Friday, February 22, 2013

The Feast of St. Peter Damian: A Window to the Past

Edit: today is the feast of St. Peter Damian, the great reformer who authored the book "Liber Gomorrhianus” and presided in his office during a time of great reforms as well as tribulations.  Along with the Feast of the Chair of St. Peter, it provides a a parallel, a back drop and historical prospective in the face of current events which all too many feel are unprecedented, if not apocalyptic.

During St. Peter Damian’s time, Benedict IX resigned his office to St. Peter's friend, the brilliant John Gratian.  After abdicating in penitence, the very troublesome and corrupt Benedict IX entered the seclusion of the monastery of Grottaferrata.  Here’s an excerpt from Catholic Encyclopedia:

Although living in the seclusion of the cloisterPeter Damian watched closely the fortunes of the Church, and like his friend Hildebrand, the futureGregory VII, he strove for her purification in those deplorable times. In 1045 when Benedict IX resigned the supreme pontificate into the hands of the archpriest John Gratian (Gregory VI), Peter hailed the change with joy and wrote to the pope, urging him to deal with the scandals of thechurch in Italy, especially with the evil bishops of Pesaro, of Città di Castello, and of Fano (see BENEDICT IXGREGORY VI.) He was present inRome when Clement II crowned Henry III and his wife Agnes, and he also attended a synod held at the Lateran in the first days of 1047, in whichdecrees were passed against simony. After this he returned to his hermitage (see CLEMENT IIDAMASUS II). Pope St. Leo IX was solemnlyenthroned at Rome, 12 Feb., 1049, to succeed Damasus II, and about two years later Peter published his terrible treatise on the vices of theclergy, the "Liber Gomorrhianus", dedicating it to the pope.

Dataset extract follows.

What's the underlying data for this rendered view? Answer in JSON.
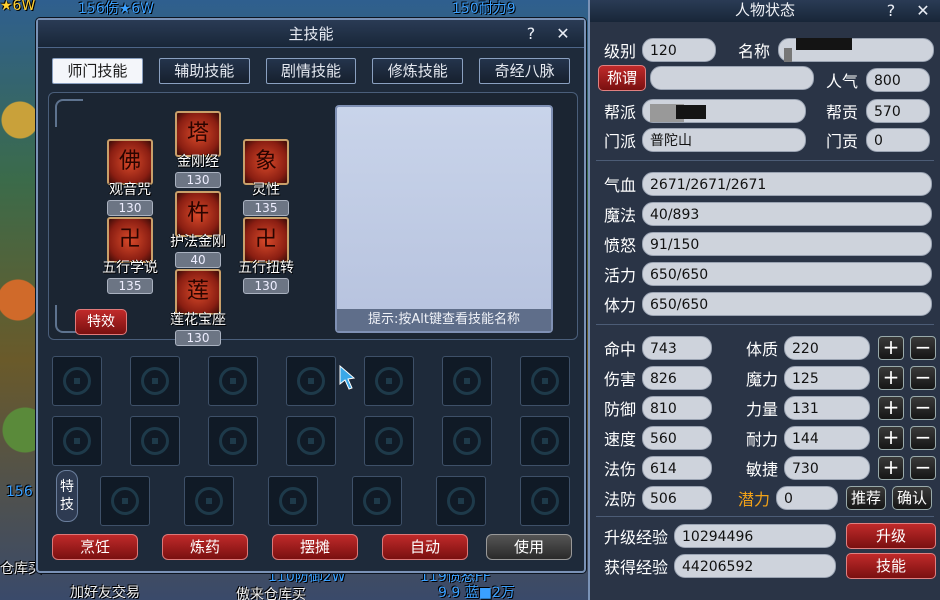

It caused a great stir and aroused not a little enmity against its author. Even thepope, who had at first praised the work, was persuaded that it was exaggerated and his coldness drew from Damian a vigorous letter of protest. Meanwhile the question arose as to the validity of the ordinations of simoniacal clericsthe prior of Fonte-Avellana was appealed to an wrote (about 1053) a treatise, the "Liber Gratissimus", in favour of their validity, a work which, though much combatted at the time, was potent in deciding the question in their favour before the end of the twelfth century. In June, 1055, during the pontificate of Victor IIDamian attended asynod held at Florence, where simony and clerical incontinence were once more condemned. About two years later he fell ill at Fonte-Avellanaand nearly died, but suddenly, after seven weeks of pain, recovered, as he believed, through a miracle.

Image taken from “Catholic Family Today Blog" Here is also some ongoing analysis by Doctor Moynihan of La Repubblica’s article with some interesting interactions with the clergy…

It’s interesting to note that Moynihan doesn’t seem to think that any documents could have found their way into unfriendly hands by way of Paolo Gabrielle.

It’s also interesting to note that he identified the La Repubblica journalist as having Communist connections.

1 comment:

Anonymous said...

As I remember from reading about this Saint, the priest-offenders were given the choice of ending their days in prayer under lock and key or they had their days ended for them.